[WHAT YOU ARE ASKED TO DO] All of the entries are to be returned word for word.

[SUPPLIED DATA]
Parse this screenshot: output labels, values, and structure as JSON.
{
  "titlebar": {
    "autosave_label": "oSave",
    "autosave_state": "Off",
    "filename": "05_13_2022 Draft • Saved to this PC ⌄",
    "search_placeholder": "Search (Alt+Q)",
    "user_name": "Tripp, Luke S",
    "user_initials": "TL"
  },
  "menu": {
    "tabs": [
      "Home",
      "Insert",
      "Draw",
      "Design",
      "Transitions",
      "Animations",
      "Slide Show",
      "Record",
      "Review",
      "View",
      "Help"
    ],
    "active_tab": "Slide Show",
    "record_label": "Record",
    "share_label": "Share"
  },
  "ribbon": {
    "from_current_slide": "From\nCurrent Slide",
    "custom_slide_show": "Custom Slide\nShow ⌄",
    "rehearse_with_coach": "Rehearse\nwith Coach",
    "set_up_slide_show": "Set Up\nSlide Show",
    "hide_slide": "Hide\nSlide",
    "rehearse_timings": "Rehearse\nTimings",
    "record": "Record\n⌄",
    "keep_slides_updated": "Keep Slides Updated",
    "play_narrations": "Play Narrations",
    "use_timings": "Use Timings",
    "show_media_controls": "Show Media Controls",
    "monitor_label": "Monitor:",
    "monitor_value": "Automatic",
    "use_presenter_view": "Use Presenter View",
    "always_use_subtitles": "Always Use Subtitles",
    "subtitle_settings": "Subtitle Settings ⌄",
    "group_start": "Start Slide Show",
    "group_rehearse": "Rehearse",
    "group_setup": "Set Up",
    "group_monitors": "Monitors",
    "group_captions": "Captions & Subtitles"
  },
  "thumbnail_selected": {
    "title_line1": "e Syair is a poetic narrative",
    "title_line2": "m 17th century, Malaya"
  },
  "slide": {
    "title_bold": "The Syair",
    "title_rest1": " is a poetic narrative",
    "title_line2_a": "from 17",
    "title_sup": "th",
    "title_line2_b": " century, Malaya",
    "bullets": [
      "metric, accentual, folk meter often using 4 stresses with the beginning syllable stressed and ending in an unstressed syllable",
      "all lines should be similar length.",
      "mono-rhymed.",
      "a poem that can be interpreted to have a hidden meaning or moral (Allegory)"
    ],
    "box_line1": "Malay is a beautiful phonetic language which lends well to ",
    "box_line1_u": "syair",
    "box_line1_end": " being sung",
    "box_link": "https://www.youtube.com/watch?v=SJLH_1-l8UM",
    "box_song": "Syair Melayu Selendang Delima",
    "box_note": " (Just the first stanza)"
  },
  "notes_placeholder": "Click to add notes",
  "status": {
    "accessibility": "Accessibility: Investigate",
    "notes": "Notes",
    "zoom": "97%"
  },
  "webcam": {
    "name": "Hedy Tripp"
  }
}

[YOUR RESPONSE]
Parse this screenshot: output labels, values, and structure as JSON.
{
  "titlebar": {
    "autosave_label": "oSave",
    "autosave_state": "Off",
    "filename": "05_13_2022 Draft • Saved to this PC ⌄",
    "search_placeholder": "Search (Alt+Q)",
    "user_name": "Tripp, Luke S",
    "user_initials": "TL"
  },
  "menu": {
    "tabs": [
      "Home",
      "Insert",
      "Draw",
      "Design",
      "Transitions",
      "Animations",
      "Slide Show",
      "Record",
      "Review",
      "View",
      "Help"
    ],
    "active_tab": "Slide Show",
    "record_label": "Record",
    "share_label": "Share"
  },
  "ribbon": {
    "from_current_slide": "From\nCurrent Slide",
    "custom_slide_show": "Custom Slide\nShow ⌄",
    "rehearse_with_coach": "Rehearse\nwith Coach",
    "set_up_slide_show": "Set Up\nSlide Show",
    "hide_slide": "Hide\nSlide",
    "rehearse_timings": "Rehearse\nTimings",
    "record": "Record\n⌄",
    "keep_slides_updated": "Keep Slides Updated",
    "play_narrations": "Play Narrations",
    "use_timings": "Use Timings",
    "show_media_controls": "Show Media Controls",
    "monitor_label": "Monitor:",
    "monitor_value": "Automatic",
    "use_presenter_view": "Use Presenter View",
    "always_use_subtitles": "Always Use Subtitles",
    "subtitle_settings": "Subtitle Settings ⌄",
    "group_start": "Start Slide Show",
    "group_rehearse": "Rehearse",
    "group_setup": "Set Up",
    "group_monitors": "Monitors",
    "group_captions": "Captions & Subtitles"
  },
  "thumbnail_selected": {
    "title_line1": "e Syair is a poetic narrative",
    "title_line2": "m 17th century, Malaya"
  },
  "slide": {
    "title_bold": "The Syair",
    "title_rest1": " is a poetic narrative",
    "title_line2_a": "from 17",
    "title_sup": "th",
    "title_line2_b": " century, Malaya",
    "bullets": [
      "metric, accentual, folk meter often using 4 stresses with the beginning syllable stressed and ending in an unstressed syllable",
      "all lines should be similar length.",
      "mono-rhymed.",
      "a poem that can be interpreted to have a hidden meaning or moral (Allegory)"
    ],
    "box_line1": "Malay is a beautiful phonetic language which lends well to ",
    "box_line1_u": "syair",
    "box_line1_end": " being sung",
    "box_link": "https://www.youtube.com/watch?v=SJLH_1-l8UM",
    "box_song": "Syair Melayu Selendang Delima",
    "box_note": " (Just the first stanza)"
  },
  "notes_placeholder": "Click to add notes",
  "status": {
    "accessibility": "Accessibility: Investigate",
    "notes": "Notes",
    "zoom": "97%"
  },
  "webcam": {
    "name": "Hedy Tripp"
  }
}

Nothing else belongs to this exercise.